• What you will do
Every record should be copied exactly, except that pictures are to be omitted.

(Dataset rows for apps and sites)
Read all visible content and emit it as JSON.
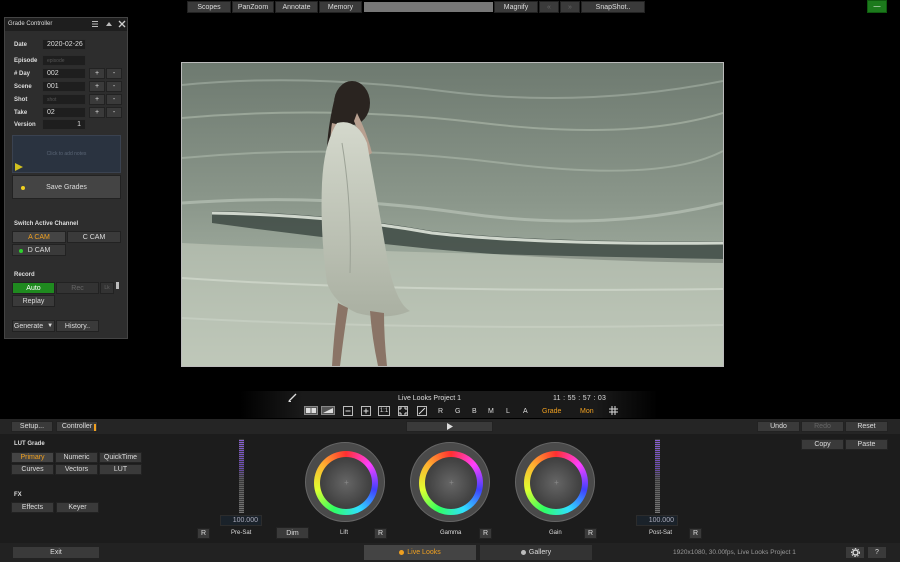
{
  "topbar": {
    "scopes": "Scopes",
    "panzoom": "PanZoom",
    "annotate": "Annotate",
    "memory": "Memory",
    "magnify": "Magnify",
    "arrow_left": "«",
    "arrow_right": "»",
    "snapshot": "SnapShot..",
    "minimize": "—"
  },
  "grade_controller": {
    "title": "Grade Controller",
    "date_label": "Date",
    "date_value": "2020-02-26",
    "episode_label": "Episode",
    "episode_placeholder": "episode",
    "day_label": "# Day",
    "day_value": "002",
    "scene_label": "Scene",
    "scene_value": "001",
    "shot_label": "Shot",
    "shot_placeholder": "shot",
    "take_label": "Take",
    "take_value": "02",
    "version_label": "Version",
    "version_value": "1",
    "plus": "+",
    "minus": "-",
    "notes_placeholder": "Click to add notes",
    "save_grades": "Save Grades",
    "switch_channel_title": "Switch Active Channel",
    "a_cam": "A CAM",
    "c_cam": "C CAM",
    "d_cam": "D CAM",
    "record_title": "Record",
    "auto": "Auto",
    "rec": "Rec",
    "lock": "Lk",
    "replay": "Replay",
    "generate": "Generate",
    "history": "History.."
  },
  "viewer": {
    "project_name": "Live Looks Project 1",
    "timecode": "11 : 55 : 57 : 03",
    "ch_r": "R",
    "ch_g": "G",
    "ch_b": "B",
    "ch_m": "M",
    "ch_l": "L",
    "ch_a": "A",
    "grade": "Grade",
    "mon": "Mon",
    "one_to_one": "1:1"
  },
  "controls": {
    "setup": "Setup...",
    "controller": "Controller",
    "undo": "Undo",
    "redo": "Redo",
    "reset": "Reset",
    "copy": "Copy",
    "paste": "Paste",
    "lut_grade_title": "LUT Grade",
    "primary": "Primary",
    "numeric": "Numeric",
    "quicktime": "QuickTime",
    "curves": "Curves",
    "vectors": "Vectors",
    "lut": "LUT",
    "fx_title": "FX",
    "effects": "Effects",
    "keyer": "Keyer",
    "presat_value": "100.000",
    "postsat_value": "100.000",
    "r": "R",
    "dim": "Dim",
    "presat_label": "Pre-Sat",
    "lift_label": "Lift",
    "gamma_label": "Gamma",
    "gain_label": "Gain",
    "postsat_label": "Post-Sat"
  },
  "statusbar": {
    "exit": "Exit",
    "live_looks": "Live Looks",
    "gallery": "Gallery",
    "info": "1920x1080, 30.00fps, Live Looks Project 1",
    "help": "?"
  },
  "colors": {
    "accent_orange": "#f0a020",
    "active_green": "#1f8a1f"
  }
}
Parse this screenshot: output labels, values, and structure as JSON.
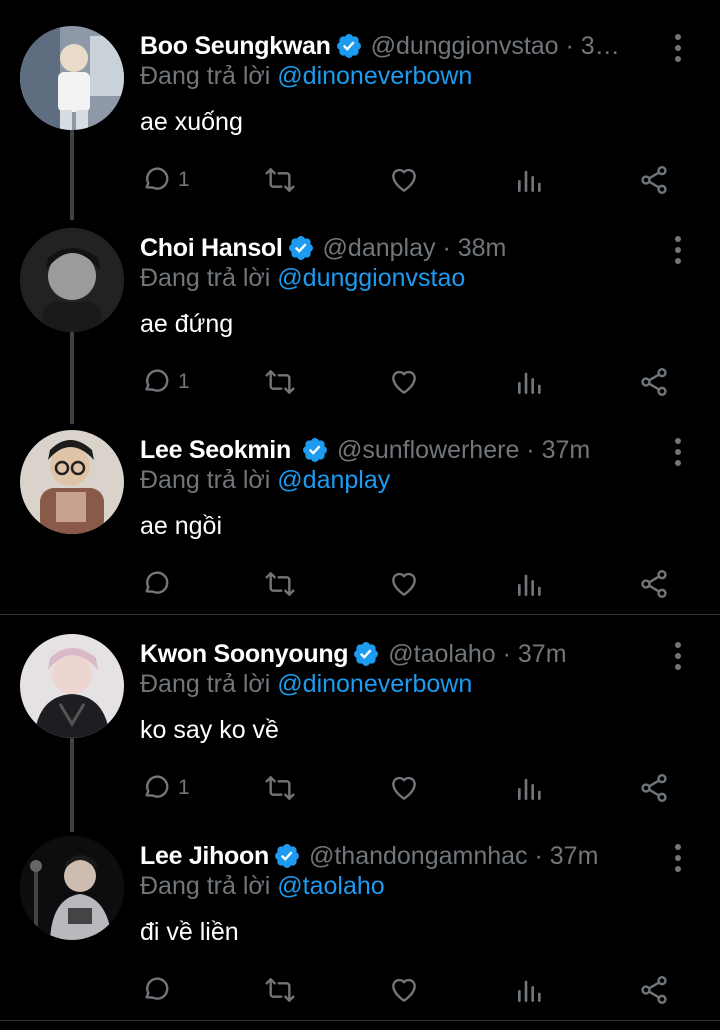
{
  "colors": {
    "background": "#000000",
    "text": "#ffffff",
    "muted": "#71767b",
    "accent": "#1d9bf0",
    "line": "#3d4247"
  },
  "tweets": [
    {
      "name": "Boo Seungkwan",
      "verified": true,
      "handle": "@dunggionvstao · 3…",
      "replying_prefix": "Đang trả lời ",
      "replying_to": "@dinoneverbown",
      "text": "ae xuống",
      "reply_count": "1",
      "retweet_count": "",
      "like_count": ""
    },
    {
      "name": "Choi Hansol",
      "verified": true,
      "handle": "@danplay · 38m",
      "replying_prefix": "Đang trả lời ",
      "replying_to": "@dunggionvstao",
      "text": "ae đứng",
      "reply_count": "1",
      "retweet_count": "",
      "like_count": ""
    },
    {
      "name": "Lee Seokmin",
      "verified": true,
      "handle": "@sunflowerhere · 37m",
      "replying_prefix": "Đang trả lời ",
      "replying_to": "@danplay",
      "text": "ae ngồi",
      "reply_count": "",
      "retweet_count": "",
      "like_count": ""
    },
    {
      "name": "Kwon Soonyoung",
      "verified": true,
      "handle": "@taolaho · 37m",
      "replying_prefix": "Đang trả lời ",
      "replying_to": "@dinoneverbown",
      "text": "ko say ko về",
      "reply_count": "1",
      "retweet_count": "",
      "like_count": ""
    },
    {
      "name": "Lee Jihoon",
      "verified": true,
      "handle": "@thandongamnhac · 37m",
      "replying_prefix": "Đang trả lời ",
      "replying_to": "@taolaho",
      "text": "đi về liền",
      "reply_count": "",
      "retweet_count": "",
      "like_count": ""
    }
  ],
  "icons": {
    "reply": "reply-icon",
    "retweet": "retweet-icon",
    "like": "heart-icon",
    "views": "views-icon",
    "share": "share-icon",
    "more": "more-icon",
    "verified": "verified-badge-icon"
  }
}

• Result
Read all visible content and emit it as JSON.
{
  "topbar": {
    "scopes": "Scopes",
    "panzoom": "PanZoom",
    "annotate": "Annotate",
    "memory": "Memory",
    "magnify": "Magnify",
    "arrow_left": "«",
    "arrow_right": "»",
    "snapshot": "SnapShot..",
    "minimize": "—"
  },
  "grade_controller": {
    "title": "Grade Controller",
    "date_label": "Date",
    "date_value": "2020-02-26",
    "episode_label": "Episode",
    "episode_placeholder": "episode",
    "day_label": "# Day",
    "day_value": "002",
    "scene_label": "Scene",
    "scene_value": "001",
    "shot_label": "Shot",
    "shot_placeholder": "shot",
    "take_label": "Take",
    "take_value": "02",
    "version_label": "Version",
    "version_value": "1",
    "plus": "+",
    "minus": "-",
    "notes_placeholder": "Click to add notes",
    "save_grades": "Save Grades",
    "switch_channel_title": "Switch Active Channel",
    "a_cam": "A CAM",
    "c_cam": "C CAM",
    "d_cam": "D CAM",
    "record_title": "Record",
    "auto": "Auto",
    "rec": "Rec",
    "lock": "Lk",
    "replay": "Replay",
    "generate": "Generate",
    "history": "History.."
  },
  "viewer": {
    "project_name": "Live Looks Project 1",
    "timecode": "11 : 55 : 57 : 03",
    "ch_r": "R",
    "ch_g": "G",
    "ch_b": "B",
    "ch_m": "M",
    "ch_l": "L",
    "ch_a": "A",
    "grade": "Grade",
    "mon": "Mon",
    "one_to_one": "1:1"
  },
  "controls": {
    "setup": "Setup...",
    "controller": "Controller",
    "undo": "Undo",
    "redo": "Redo",
    "reset": "Reset",
    "copy": "Copy",
    "paste": "Paste",
    "lut_grade_title": "LUT Grade",
    "primary": "Primary",
    "numeric": "Numeric",
    "quicktime": "QuickTime",
    "curves": "Curves",
    "vectors": "Vectors",
    "lut": "LUT",
    "fx_title": "FX",
    "effects": "Effects",
    "keyer": "Keyer",
    "presat_value": "100.000",
    "postsat_value": "100.000",
    "r": "R",
    "dim": "Dim",
    "presat_label": "Pre-Sat",
    "lift_label": "Lift",
    "gamma_label": "Gamma",
    "gain_label": "Gain",
    "postsat_label": "Post-Sat"
  },
  "statusbar": {
    "exit": "Exit",
    "live_looks": "Live Looks",
    "gallery": "Gallery",
    "info": "1920x1080, 30.00fps, Live Looks Project 1",
    "help": "?"
  },
  "colors": {
    "accent_orange": "#f0a020",
    "active_green": "#1f8a1f"
  }
}
Parse this screenshot: output labels, values, and structure as JSON.
{
  "colors": {
    "background": "#000000",
    "text": "#ffffff",
    "muted": "#71767b",
    "accent": "#1d9bf0",
    "line": "#3d4247"
  },
  "tweets": [
    {
      "name": "Boo Seungkwan",
      "verified": true,
      "handle": "@dunggionvstao · 3…",
      "replying_prefix": "Đang trả lời ",
      "replying_to": "@dinoneverbown",
      "text": "ae xuống",
      "reply_count": "1",
      "retweet_count": "",
      "like_count": ""
    },
    {
      "name": "Choi Hansol",
      "verified": true,
      "handle": "@danplay · 38m",
      "replying_prefix": "Đang trả lời ",
      "replying_to": "@dunggionvstao",
      "text": "ae đứng",
      "reply_count": "1",
      "retweet_count": "",
      "like_count": ""
    },
    {
      "name": "Lee Seokmin",
      "verified": true,
      "handle": "@sunflowerhere · 37m",
      "replying_prefix": "Đang trả lời ",
      "replying_to": "@danplay",
      "text": "ae ngồi",
      "reply_count": "",
      "retweet_count": "",
      "like_count": ""
    },
    {
      "name": "Kwon Soonyoung",
      "verified": true,
      "handle": "@taolaho · 37m",
      "replying_prefix": "Đang trả lời ",
      "replying_to": "@dinoneverbown",
      "text": "ko say ko về",
      "reply_count": "1",
      "retweet_count": "",
      "like_count": ""
    },
    {
      "name": "Lee Jihoon",
      "verified": true,
      "handle": "@thandongamnhac · 37m",
      "replying_prefix": "Đang trả lời ",
      "replying_to": "@taolaho",
      "text": "đi về liền",
      "reply_count": "",
      "retweet_count": "",
      "like_count": ""
    }
  ],
  "icons": {
    "reply": "reply-icon",
    "retweet": "retweet-icon",
    "like": "heart-icon",
    "views": "views-icon",
    "share": "share-icon",
    "more": "more-icon",
    "verified": "verified-badge-icon"
  }
}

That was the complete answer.